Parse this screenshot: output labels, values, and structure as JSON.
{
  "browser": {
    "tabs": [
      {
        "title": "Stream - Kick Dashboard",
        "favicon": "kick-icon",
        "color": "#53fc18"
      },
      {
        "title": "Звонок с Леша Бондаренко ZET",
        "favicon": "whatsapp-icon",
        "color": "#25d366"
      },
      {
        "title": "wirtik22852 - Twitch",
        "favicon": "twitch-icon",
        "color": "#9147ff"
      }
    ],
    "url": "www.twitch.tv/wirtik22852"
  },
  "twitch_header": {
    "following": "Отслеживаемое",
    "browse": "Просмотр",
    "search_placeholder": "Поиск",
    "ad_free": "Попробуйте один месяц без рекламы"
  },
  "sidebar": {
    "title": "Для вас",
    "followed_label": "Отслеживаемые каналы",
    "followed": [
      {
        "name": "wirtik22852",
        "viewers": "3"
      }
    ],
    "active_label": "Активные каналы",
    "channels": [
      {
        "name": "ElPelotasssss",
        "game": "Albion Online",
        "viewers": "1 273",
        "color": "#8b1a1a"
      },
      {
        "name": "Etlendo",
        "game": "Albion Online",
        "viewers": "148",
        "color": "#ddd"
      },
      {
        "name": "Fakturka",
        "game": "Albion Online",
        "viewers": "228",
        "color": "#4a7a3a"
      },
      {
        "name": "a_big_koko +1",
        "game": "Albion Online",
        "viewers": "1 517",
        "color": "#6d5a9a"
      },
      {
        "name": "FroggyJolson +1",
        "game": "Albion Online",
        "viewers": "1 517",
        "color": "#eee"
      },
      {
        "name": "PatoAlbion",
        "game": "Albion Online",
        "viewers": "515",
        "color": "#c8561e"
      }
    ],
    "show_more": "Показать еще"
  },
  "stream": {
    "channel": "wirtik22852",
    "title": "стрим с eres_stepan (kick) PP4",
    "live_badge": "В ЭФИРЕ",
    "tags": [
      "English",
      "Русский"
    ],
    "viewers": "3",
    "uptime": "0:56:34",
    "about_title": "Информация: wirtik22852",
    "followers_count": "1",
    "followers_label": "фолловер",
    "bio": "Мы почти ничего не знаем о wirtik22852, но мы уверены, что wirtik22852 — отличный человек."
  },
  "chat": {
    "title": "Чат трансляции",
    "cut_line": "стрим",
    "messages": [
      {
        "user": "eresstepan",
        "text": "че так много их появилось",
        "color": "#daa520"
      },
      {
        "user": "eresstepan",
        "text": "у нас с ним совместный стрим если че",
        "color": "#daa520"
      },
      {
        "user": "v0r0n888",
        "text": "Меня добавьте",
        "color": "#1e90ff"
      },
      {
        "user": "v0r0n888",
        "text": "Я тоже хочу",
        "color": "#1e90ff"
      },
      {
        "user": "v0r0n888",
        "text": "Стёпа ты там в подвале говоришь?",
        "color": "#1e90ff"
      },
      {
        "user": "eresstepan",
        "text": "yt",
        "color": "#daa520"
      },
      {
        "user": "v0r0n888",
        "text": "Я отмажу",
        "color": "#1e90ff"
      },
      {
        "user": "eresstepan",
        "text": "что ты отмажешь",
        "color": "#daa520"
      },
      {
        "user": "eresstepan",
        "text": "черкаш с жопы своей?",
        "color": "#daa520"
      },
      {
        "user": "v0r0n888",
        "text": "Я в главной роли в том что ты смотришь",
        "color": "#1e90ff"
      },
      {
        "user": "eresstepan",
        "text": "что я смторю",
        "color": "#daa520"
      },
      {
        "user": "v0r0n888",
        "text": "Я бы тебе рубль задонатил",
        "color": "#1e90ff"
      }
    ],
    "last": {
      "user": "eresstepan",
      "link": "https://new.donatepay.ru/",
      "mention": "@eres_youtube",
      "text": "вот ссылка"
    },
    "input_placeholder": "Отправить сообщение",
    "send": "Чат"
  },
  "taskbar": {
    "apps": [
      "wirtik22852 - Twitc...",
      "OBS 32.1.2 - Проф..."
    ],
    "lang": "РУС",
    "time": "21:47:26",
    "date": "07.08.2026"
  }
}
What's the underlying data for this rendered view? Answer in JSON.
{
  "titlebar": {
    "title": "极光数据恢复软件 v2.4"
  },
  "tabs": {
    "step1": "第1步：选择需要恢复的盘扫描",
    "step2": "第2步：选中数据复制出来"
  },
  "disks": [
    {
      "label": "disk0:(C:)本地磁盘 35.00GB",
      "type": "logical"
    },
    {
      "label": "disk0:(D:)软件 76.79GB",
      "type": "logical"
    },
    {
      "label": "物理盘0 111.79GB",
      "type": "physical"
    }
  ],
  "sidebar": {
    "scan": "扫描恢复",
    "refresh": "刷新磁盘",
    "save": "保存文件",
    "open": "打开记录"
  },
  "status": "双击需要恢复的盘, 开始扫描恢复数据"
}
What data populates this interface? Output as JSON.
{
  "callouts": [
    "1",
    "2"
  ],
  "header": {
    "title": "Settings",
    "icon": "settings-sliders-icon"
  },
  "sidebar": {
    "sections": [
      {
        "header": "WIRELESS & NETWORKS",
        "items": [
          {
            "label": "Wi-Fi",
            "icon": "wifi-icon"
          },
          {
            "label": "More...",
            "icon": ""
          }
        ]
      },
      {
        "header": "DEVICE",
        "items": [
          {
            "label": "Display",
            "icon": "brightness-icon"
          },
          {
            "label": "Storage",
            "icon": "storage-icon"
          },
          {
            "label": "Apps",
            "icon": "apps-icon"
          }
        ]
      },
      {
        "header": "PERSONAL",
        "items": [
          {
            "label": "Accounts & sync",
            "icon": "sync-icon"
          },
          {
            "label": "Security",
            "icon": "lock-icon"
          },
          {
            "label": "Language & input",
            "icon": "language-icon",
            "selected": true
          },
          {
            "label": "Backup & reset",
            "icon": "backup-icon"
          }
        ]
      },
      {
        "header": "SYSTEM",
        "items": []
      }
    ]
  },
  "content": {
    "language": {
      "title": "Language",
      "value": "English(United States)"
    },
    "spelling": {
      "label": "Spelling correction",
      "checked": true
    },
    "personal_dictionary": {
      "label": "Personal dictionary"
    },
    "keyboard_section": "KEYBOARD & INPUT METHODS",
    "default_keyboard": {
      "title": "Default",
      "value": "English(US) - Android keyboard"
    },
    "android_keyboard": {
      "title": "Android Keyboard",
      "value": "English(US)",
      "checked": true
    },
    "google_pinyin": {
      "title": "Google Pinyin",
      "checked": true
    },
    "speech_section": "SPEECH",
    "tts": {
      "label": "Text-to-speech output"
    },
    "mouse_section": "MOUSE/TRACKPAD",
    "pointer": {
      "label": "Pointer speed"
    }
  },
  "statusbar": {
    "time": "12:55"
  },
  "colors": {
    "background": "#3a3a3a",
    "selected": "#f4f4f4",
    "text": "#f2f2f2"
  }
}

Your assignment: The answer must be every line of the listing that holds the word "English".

Reply:
      "English",
      "value": "English(United States)"
      "value": "English(US) - Android keyboard"
      "value": "English(US)",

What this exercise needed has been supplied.